» TASK REQUIREMENTS
Within the listing below, locate all lines containing the word "address". Copy each one.

» SUPPLIED INFORMATION
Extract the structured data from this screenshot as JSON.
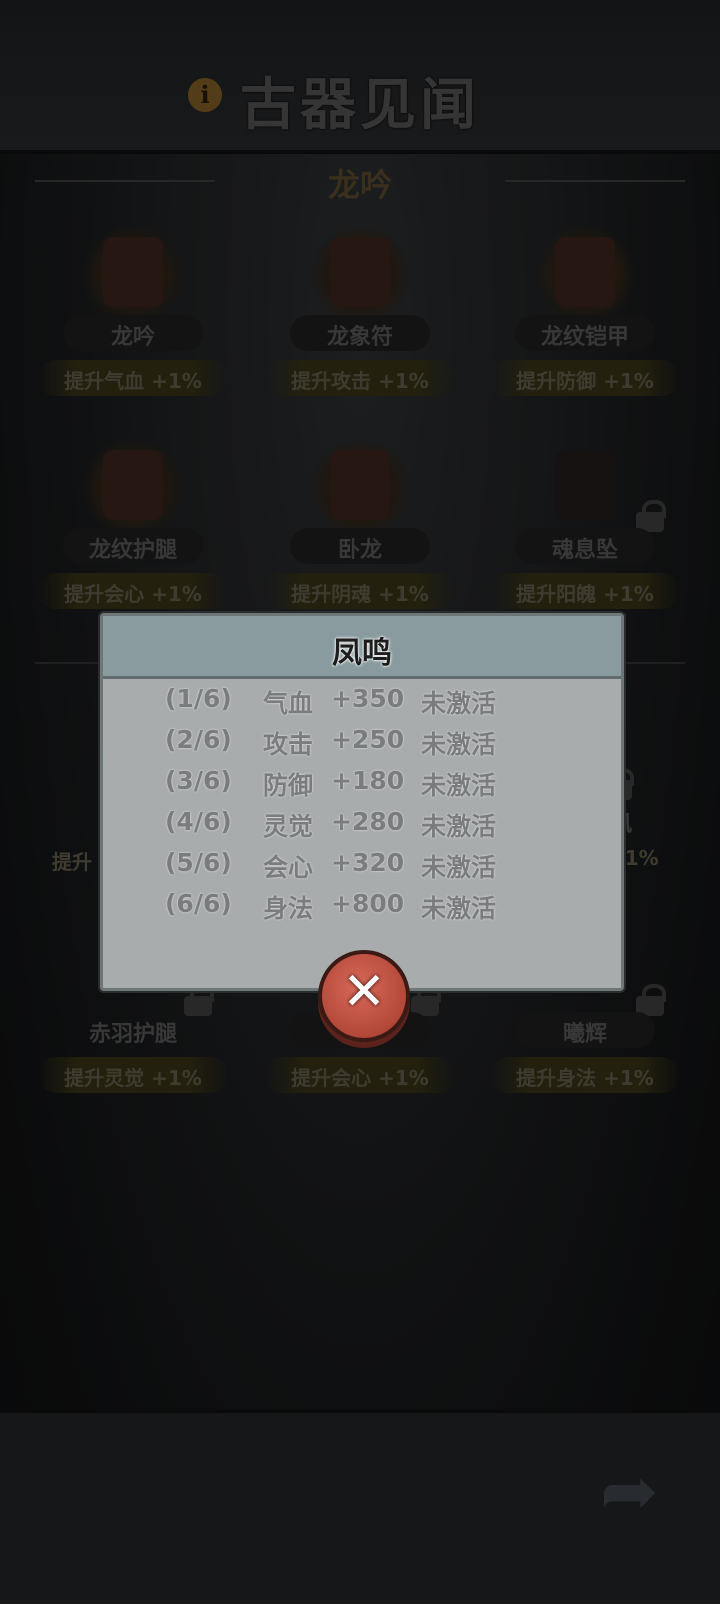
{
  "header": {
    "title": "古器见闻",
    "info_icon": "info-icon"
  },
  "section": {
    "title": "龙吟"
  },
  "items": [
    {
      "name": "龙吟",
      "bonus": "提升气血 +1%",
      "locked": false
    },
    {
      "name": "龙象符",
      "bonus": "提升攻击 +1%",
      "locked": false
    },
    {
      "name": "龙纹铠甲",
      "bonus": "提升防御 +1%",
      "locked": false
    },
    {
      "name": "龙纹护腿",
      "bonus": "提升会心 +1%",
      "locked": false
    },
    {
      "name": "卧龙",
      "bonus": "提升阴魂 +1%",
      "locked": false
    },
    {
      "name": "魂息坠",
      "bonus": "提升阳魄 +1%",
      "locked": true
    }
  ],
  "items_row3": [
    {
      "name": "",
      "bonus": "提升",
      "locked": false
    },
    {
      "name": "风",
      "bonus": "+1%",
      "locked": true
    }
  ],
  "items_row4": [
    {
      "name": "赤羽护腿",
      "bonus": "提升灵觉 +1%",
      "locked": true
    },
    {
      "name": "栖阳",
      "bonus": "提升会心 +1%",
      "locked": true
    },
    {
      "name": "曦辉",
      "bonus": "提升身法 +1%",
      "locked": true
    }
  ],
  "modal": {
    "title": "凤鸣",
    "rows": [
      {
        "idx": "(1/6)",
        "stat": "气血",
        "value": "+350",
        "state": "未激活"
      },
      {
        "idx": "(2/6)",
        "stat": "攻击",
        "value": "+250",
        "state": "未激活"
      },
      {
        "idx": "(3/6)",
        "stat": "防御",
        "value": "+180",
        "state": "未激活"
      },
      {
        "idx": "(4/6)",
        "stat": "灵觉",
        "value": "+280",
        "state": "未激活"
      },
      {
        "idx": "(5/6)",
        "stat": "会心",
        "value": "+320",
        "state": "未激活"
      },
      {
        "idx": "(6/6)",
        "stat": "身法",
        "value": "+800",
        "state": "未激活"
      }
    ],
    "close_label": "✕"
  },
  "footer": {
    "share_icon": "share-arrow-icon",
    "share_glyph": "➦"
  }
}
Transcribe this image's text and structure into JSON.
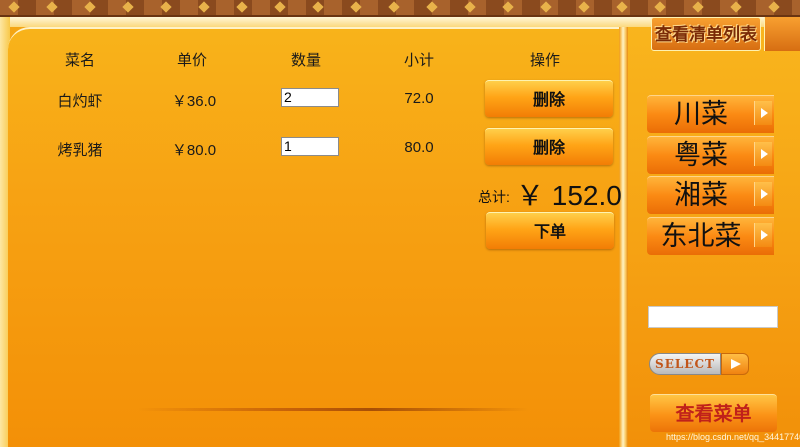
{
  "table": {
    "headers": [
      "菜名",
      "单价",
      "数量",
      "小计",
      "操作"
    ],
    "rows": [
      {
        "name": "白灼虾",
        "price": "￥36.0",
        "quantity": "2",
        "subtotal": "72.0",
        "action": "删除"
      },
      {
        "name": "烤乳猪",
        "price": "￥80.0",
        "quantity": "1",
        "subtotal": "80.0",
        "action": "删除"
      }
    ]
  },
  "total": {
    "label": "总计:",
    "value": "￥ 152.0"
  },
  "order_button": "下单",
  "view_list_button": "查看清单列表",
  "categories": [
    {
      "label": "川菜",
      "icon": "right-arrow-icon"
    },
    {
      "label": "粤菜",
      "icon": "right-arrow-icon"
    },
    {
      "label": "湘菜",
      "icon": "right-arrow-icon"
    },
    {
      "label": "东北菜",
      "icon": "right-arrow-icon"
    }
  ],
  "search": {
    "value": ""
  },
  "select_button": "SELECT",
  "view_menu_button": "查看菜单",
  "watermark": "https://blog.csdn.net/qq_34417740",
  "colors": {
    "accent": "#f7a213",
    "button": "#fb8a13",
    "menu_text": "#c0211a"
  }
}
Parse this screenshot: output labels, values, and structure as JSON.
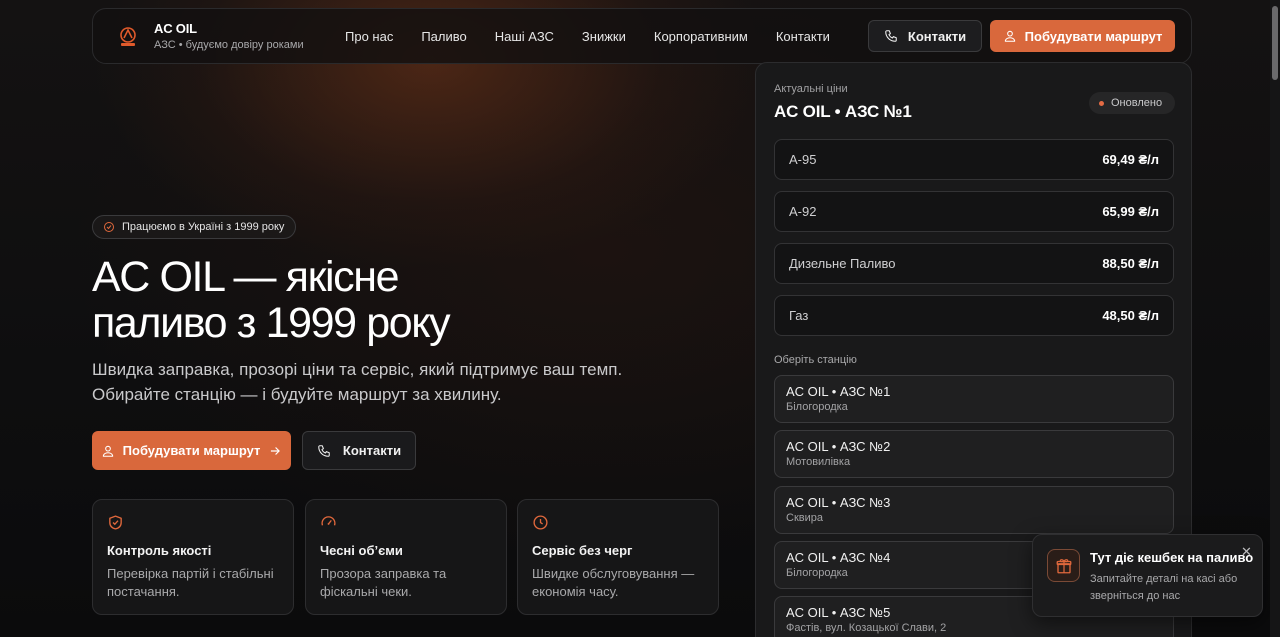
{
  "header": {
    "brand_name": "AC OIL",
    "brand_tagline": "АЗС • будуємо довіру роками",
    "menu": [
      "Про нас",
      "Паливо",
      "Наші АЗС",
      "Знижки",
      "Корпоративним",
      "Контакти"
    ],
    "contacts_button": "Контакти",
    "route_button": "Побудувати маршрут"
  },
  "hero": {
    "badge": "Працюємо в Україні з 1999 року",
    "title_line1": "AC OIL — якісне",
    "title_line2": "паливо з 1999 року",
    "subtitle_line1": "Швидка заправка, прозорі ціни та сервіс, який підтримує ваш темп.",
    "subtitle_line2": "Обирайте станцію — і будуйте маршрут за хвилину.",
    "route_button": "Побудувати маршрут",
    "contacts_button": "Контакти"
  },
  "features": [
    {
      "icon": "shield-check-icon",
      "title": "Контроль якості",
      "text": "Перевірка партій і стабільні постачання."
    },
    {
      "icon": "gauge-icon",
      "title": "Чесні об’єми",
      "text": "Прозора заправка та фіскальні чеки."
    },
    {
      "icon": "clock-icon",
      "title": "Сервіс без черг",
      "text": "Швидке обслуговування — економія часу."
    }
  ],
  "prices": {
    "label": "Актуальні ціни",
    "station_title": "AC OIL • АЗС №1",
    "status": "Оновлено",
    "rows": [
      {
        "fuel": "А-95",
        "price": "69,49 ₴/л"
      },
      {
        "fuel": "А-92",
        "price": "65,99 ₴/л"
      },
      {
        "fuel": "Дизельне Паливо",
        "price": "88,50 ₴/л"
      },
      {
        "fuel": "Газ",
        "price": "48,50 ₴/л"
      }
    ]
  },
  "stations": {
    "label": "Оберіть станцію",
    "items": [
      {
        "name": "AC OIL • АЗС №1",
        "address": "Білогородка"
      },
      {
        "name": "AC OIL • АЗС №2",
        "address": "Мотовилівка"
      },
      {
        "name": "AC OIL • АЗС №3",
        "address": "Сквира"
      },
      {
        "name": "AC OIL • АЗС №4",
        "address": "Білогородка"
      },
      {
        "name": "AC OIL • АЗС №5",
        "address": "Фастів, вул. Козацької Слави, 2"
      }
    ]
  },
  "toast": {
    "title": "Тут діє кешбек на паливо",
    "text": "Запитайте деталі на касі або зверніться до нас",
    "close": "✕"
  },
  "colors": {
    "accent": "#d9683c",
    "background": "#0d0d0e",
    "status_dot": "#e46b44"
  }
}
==
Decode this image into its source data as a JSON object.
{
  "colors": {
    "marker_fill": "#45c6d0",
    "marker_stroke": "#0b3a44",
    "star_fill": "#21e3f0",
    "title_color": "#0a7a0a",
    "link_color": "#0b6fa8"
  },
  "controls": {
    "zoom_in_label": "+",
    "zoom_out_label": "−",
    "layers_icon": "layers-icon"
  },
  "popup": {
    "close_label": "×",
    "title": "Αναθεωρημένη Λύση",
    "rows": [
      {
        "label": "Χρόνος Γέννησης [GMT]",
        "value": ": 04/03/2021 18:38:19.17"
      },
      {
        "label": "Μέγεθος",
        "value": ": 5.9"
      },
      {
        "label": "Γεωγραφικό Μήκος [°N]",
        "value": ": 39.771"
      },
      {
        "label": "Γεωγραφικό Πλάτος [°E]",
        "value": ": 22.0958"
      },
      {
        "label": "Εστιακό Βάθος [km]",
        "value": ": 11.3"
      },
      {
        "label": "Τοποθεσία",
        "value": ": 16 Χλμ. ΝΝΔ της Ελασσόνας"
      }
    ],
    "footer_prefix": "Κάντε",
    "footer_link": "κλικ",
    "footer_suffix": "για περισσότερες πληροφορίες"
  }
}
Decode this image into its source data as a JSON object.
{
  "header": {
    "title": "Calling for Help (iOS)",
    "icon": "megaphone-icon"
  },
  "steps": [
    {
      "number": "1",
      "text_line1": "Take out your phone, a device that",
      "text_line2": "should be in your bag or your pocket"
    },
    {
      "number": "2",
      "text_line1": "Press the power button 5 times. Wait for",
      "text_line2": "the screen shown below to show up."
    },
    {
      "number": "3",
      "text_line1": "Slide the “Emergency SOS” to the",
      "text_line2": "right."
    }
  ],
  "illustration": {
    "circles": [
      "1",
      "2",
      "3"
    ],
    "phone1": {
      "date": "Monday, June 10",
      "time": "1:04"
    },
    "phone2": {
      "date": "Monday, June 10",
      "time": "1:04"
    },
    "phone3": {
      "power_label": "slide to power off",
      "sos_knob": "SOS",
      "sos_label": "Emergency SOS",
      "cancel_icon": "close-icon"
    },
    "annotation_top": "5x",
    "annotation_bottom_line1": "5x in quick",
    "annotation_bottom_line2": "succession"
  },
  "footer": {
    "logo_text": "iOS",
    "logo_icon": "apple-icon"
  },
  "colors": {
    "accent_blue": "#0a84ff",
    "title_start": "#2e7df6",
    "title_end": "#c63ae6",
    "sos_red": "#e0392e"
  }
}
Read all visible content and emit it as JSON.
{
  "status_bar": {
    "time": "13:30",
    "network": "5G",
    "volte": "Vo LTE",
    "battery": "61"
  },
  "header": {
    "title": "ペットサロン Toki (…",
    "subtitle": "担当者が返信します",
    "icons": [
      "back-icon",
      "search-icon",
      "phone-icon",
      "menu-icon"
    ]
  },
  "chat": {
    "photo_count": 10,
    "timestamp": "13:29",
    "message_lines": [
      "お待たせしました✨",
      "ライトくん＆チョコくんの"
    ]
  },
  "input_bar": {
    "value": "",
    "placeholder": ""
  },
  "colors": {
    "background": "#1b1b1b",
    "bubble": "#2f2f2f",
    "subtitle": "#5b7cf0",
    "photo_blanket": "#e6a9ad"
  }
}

» RESPONSE BELOW
        "address": "Білогородка"
        "address": "Мотовилівка"
        "address": "Сквира"
        "address": "Білогородка"
        "address": "Фастів, вул. Козацької Слави, 2"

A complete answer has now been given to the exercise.